University of Wales' Powis scholarship funding to end
A hi-tech scholarship programme run by the University of Wales (UoW) is to close after ministers decided to withdraw its European funding.
The Prince of Wales Innovation Scheme (Powis) looked to attract top graduates to work on research projects within Welsh firms.
But a review has found "management and governance shortcomings."
Existing contractual commitments to eligible scholars and businesses will be honoured.
The university has had a difficult week following a BBC investigation into a student visa scam at colleges offering UoW-validated courses.

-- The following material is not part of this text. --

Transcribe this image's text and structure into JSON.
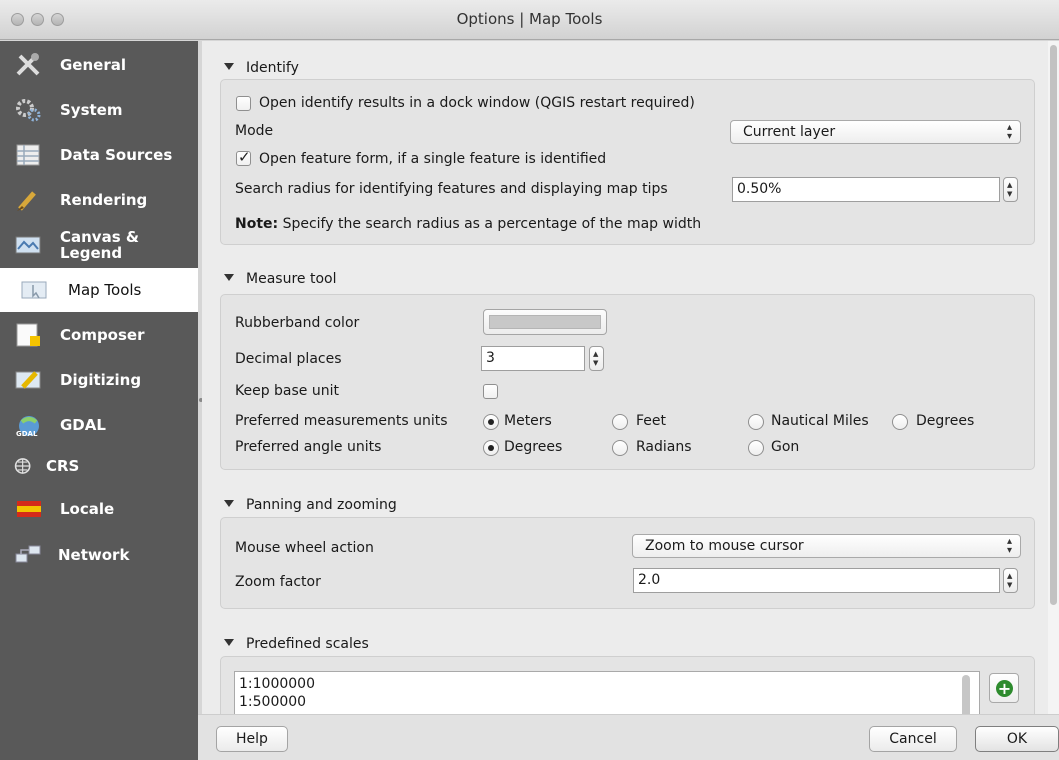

On Monday Education Minister Leighton Andrews said the chairman of the UoW council D Hugh Thomas should resign.
The scholarship scheme was designed to attract the "brightest university graduates from across the world" to work in Welsh industry.
The scheme is focused on hi-tech industries in west Wales and the Valleys.
The Welsh government suspended payments to the scheme in January.
Now Enterprise Minister Edwina Hart has told AMs in a letter that a review found a number of shortcomings mainly in relation to the eligibility of EU expenditure.
Ms Hart said the Wales European Funding Office (Wefo), which administers EU funding in Wales, had been working closely with the university and would assist it with a "managed closure" of the project.
All EU payments to the scheme remain suspended, and the new Vice Chancellor, Professor Medwin Hughes has been asked to commission an independent assessment of the way the scheme is run for existing scholars.
The scheme's overall budget is £11m, with £5m from EU funding and £6m from the university and businesses participating in the scheme.
The minister confirmed only £0.4m of EU funding had been paid to the project to date.
She said existing contractual commitments to eligible scholars and businesses would continue, although European funding would remain suspended until all outstanding issues were resolved.
The Prince of Wales holds the honorary role of Chancellor of the university.
Last week, the UoW said it was "fully confident" payments would resume shortly and defended the programme's record for attracting investment, saying Powis had brought in £12.5m in only the first two years.